Description of the task: Pull every line containing "shield" from the entries.

Data about app and page elements
_ _ _ _
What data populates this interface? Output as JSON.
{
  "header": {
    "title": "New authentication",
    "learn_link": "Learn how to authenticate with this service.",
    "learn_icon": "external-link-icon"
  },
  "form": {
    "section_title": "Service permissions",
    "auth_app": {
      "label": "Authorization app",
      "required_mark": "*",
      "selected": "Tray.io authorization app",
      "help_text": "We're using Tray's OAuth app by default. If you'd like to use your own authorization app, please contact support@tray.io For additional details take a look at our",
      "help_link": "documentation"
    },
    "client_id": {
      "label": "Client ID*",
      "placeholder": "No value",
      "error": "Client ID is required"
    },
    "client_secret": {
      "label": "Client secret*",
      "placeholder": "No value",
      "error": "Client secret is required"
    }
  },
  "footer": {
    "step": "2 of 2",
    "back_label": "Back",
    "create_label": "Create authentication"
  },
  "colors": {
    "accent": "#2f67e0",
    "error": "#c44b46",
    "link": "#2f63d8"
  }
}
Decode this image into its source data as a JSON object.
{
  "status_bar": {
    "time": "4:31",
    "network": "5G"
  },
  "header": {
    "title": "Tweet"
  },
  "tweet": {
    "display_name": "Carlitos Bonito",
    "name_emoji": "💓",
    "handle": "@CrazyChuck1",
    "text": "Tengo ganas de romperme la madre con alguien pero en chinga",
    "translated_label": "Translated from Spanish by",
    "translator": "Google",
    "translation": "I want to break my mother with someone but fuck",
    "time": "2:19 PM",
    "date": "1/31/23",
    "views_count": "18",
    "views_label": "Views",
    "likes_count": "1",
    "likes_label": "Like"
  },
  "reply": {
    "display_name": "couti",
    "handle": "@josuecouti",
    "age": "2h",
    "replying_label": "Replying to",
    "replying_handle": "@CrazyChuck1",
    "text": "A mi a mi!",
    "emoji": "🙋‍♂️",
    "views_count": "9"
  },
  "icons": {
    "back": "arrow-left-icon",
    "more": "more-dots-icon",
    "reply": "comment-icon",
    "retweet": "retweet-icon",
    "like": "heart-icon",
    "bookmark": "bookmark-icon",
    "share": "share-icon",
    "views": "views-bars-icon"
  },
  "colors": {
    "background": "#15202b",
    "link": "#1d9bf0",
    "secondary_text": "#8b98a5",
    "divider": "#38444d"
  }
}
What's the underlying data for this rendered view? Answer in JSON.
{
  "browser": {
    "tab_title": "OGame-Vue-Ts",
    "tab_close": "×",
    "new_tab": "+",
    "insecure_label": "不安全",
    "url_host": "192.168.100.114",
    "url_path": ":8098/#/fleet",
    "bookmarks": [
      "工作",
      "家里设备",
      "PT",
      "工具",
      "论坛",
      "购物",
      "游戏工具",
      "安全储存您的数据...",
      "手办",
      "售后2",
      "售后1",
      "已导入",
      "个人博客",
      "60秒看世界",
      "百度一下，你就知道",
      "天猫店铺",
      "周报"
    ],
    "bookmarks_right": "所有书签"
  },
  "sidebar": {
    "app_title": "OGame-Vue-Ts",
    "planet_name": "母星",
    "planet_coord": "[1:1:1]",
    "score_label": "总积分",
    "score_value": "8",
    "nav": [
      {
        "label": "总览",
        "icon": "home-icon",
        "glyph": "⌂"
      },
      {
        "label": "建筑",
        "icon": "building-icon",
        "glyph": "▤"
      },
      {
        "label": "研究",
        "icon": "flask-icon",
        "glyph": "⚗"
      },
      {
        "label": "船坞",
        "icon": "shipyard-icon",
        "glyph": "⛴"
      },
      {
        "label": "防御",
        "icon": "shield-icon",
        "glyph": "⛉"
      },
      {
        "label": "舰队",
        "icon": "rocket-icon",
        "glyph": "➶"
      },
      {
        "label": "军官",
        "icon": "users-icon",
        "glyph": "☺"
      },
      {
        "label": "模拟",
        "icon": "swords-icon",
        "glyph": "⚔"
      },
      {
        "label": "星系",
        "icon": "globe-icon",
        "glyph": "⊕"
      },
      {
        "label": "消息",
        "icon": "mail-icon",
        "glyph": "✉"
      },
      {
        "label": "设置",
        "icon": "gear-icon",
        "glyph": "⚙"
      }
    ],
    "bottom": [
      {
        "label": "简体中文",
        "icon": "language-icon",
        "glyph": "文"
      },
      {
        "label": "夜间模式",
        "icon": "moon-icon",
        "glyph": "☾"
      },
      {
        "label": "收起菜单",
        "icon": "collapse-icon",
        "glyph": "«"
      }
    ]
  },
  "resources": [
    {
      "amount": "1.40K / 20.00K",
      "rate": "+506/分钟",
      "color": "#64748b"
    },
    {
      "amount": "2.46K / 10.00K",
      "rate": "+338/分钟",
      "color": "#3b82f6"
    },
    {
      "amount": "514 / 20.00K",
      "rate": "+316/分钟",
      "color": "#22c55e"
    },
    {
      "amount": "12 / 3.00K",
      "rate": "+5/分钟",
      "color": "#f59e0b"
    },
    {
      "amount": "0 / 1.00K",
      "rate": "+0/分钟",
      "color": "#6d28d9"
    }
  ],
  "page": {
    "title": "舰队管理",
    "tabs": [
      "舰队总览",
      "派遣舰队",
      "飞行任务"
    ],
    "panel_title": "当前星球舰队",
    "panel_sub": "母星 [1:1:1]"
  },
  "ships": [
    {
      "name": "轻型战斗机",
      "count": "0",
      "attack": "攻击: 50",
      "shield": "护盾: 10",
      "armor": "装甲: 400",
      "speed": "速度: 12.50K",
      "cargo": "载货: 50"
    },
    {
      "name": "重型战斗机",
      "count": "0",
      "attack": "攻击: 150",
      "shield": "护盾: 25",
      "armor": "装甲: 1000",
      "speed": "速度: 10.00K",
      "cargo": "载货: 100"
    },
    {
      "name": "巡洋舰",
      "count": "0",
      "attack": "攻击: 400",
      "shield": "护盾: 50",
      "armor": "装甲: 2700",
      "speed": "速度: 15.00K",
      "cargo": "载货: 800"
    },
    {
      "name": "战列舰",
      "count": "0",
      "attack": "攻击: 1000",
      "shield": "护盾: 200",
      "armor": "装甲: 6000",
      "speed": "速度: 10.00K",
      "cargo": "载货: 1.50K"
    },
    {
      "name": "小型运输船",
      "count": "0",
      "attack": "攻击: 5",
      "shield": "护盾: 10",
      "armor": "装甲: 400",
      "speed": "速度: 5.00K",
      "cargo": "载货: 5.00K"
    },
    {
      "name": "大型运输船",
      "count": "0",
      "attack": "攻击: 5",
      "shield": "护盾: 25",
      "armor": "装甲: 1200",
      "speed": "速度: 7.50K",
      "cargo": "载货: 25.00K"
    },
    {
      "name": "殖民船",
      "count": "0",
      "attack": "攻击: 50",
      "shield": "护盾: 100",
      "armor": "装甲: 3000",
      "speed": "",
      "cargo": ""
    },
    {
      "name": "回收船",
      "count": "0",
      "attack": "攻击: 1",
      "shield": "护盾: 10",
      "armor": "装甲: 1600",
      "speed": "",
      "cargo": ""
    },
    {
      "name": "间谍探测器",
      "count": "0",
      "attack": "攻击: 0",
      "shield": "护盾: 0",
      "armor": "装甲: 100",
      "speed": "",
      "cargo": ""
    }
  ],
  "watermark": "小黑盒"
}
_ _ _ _
Answer to this problem:
        "icon": "shield-icon",
      "shield": "护盾: 10",
      "shield": "护盾: 25",
      "shield": "护盾: 50",
      "shield": "护盾: 200",
      "shield": "护盾: 10",
      "shield": "护盾: 25",
      "shield": "护盾: 100",
      "shield": "护盾: 10",
      "shield": "护盾: 0",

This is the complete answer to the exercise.